§ **Problem**:
All the records below must be returned exactly as they stand.
START Input for this task
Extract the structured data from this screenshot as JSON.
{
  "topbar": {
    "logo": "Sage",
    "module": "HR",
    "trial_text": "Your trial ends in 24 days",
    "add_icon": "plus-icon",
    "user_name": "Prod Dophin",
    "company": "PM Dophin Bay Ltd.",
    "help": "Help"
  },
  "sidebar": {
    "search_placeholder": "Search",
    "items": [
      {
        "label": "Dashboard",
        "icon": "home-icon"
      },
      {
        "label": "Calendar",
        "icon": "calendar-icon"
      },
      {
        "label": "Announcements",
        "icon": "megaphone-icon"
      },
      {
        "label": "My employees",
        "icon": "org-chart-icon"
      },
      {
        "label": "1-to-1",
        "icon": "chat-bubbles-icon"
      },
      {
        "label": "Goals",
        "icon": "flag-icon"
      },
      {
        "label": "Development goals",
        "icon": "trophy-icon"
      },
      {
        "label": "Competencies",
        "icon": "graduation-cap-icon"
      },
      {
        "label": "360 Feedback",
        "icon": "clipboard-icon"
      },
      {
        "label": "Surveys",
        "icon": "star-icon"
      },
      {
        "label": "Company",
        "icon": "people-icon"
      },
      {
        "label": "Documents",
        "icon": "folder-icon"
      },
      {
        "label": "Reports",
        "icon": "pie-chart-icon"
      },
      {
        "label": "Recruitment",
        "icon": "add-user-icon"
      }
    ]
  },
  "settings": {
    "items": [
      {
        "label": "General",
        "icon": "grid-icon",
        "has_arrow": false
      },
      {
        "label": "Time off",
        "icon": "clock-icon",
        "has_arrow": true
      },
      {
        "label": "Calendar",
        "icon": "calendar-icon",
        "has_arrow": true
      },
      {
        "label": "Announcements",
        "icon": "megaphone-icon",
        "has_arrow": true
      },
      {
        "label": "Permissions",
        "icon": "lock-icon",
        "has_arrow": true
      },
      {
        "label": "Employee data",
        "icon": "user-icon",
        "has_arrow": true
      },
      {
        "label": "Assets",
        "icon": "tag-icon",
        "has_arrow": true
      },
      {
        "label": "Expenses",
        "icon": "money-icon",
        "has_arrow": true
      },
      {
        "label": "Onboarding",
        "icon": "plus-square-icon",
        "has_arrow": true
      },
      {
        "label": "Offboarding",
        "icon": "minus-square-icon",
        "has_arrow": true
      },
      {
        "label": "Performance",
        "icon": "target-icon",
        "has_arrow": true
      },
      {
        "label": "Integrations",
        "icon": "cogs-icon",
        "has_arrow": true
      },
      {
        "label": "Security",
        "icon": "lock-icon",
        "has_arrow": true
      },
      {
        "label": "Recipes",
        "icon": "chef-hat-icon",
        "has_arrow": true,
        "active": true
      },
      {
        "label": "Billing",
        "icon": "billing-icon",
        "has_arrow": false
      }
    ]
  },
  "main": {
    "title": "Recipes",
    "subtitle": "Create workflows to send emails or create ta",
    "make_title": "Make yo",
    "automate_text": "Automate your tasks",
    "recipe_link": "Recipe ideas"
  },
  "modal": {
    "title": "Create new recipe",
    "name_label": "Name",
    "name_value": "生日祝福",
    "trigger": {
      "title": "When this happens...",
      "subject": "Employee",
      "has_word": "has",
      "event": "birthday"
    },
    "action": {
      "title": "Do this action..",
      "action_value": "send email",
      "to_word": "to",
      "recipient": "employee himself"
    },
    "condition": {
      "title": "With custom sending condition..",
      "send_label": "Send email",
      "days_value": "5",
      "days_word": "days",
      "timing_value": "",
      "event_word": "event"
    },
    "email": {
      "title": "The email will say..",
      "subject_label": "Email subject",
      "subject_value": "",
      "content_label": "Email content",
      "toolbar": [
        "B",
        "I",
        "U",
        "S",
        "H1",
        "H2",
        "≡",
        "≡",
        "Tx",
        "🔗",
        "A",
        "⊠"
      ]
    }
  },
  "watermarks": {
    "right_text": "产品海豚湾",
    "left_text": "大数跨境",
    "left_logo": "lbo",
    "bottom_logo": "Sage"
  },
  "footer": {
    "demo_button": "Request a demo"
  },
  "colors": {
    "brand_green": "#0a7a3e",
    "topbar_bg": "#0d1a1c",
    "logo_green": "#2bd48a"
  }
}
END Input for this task
§ **Answer to this exercise**:
Extract the structured data from this screenshot as JSON.
{
  "topbar": {
    "logo": "Sage",
    "module": "HR",
    "trial_text": "Your trial ends in 24 days",
    "add_icon": "plus-icon",
    "user_name": "Prod Dophin",
    "company": "PM Dophin Bay Ltd.",
    "help": "Help"
  },
  "sidebar": {
    "search_placeholder": "Search",
    "items": [
      {
        "label": "Dashboard",
        "icon": "home-icon"
      },
      {
        "label": "Calendar",
        "icon": "calendar-icon"
      },
      {
        "label": "Announcements",
        "icon": "megaphone-icon"
      },
      {
        "label": "My employees",
        "icon": "org-chart-icon"
      },
      {
        "label": "1-to-1",
        "icon": "chat-bubbles-icon"
      },
      {
        "label": "Goals",
        "icon": "flag-icon"
      },
      {
        "label": "Development goals",
        "icon": "trophy-icon"
      },
      {
        "label": "Competencies",
        "icon": "graduation-cap-icon"
      },
      {
        "label": "360 Feedback",
        "icon": "clipboard-icon"
      },
      {
        "label": "Surveys",
        "icon": "star-icon"
      },
      {
        "label": "Company",
        "icon": "people-icon"
      },
      {
        "label": "Documents",
        "icon": "folder-icon"
      },
      {
        "label": "Reports",
        "icon": "pie-chart-icon"
      },
      {
        "label": "Recruitment",
        "icon": "add-user-icon"
      }
    ]
  },
  "settings": {
    "items": [
      {
        "label": "General",
        "icon": "grid-icon",
        "has_arrow": false
      },
      {
        "label": "Time off",
        "icon": "clock-icon",
        "has_arrow": true
      },
      {
        "label": "Calendar",
        "icon": "calendar-icon",
        "has_arrow": true
      },
      {
        "label": "Announcements",
        "icon": "megaphone-icon",
        "has_arrow": true
      },
      {
        "label": "Permissions",
        "icon": "lock-icon",
        "has_arrow": true
      },
      {
        "label": "Employee data",
        "icon": "user-icon",
        "has_arrow": true
      },
      {
        "label": "Assets",
        "icon": "tag-icon",
        "has_arrow": true
      },
      {
        "label": "Expenses",
        "icon": "money-icon",
        "has_arrow": true
      },
      {
        "label": "Onboarding",
        "icon": "plus-square-icon",
        "has_arrow": true
      },
      {
        "label": "Offboarding",
        "icon": "minus-square-icon",
        "has_arrow": true
      },
      {
        "label": "Performance",
        "icon": "target-icon",
        "has_arrow": true
      },
      {
        "label": "Integrations",
        "icon": "cogs-icon",
        "has_arrow": true
      },
      {
        "label": "Security",
        "icon": "lock-icon",
        "has_arrow": true
      },
      {
        "label": "Recipes",
        "icon": "chef-hat-icon",
        "has_arrow": true,
        "active": true
      },
      {
        "label": "Billing",
        "icon": "billing-icon",
        "has_arrow": false
      }
    ]
  },
  "main": {
    "title": "Recipes",
    "subtitle": "Create workflows to send emails or create ta",
    "make_title": "Make yo",
    "automate_text": "Automate your tasks",
    "recipe_link": "Recipe ideas"
  },
  "modal": {
    "title": "Create new recipe",
    "name_label": "Name",
    "name_value": "生日祝福",
    "trigger": {
      "title": "When this happens...",
      "subject": "Employee",
      "has_word": "has",
      "event": "birthday"
    },
    "action": {
      "title": "Do this action..",
      "action_value": "send email",
      "to_word": "to",
      "recipient": "employee himself"
    },
    "condition": {
      "title": "With custom sending condition..",
      "send_label": "Send email",
      "days_value": "5",
      "days_word": "days",
      "timing_value": "",
      "event_word": "event"
    },
    "email": {
      "title": "The email will say..",
      "subject_label": "Email subject",
      "subject_value": "",
      "content_label": "Email content",
      "toolbar": [
        "B",
        "I",
        "U",
        "S",
        "H1",
        "H2",
        "≡",
        "≡",
        "Tx",
        "🔗",
        "A",
        "⊠"
      ]
    }
  },
  "watermarks": {
    "right_text": "产品海豚湾",
    "left_text": "大数跨境",
    "left_logo": "lbo",
    "bottom_logo": "Sage"
  },
  "footer": {
    "demo_button": "Request a demo"
  },
  "colors": {
    "brand_green": "#0a7a3e",
    "topbar_bg": "#0d1a1c",
    "logo_green": "#2bd48a"
  }
}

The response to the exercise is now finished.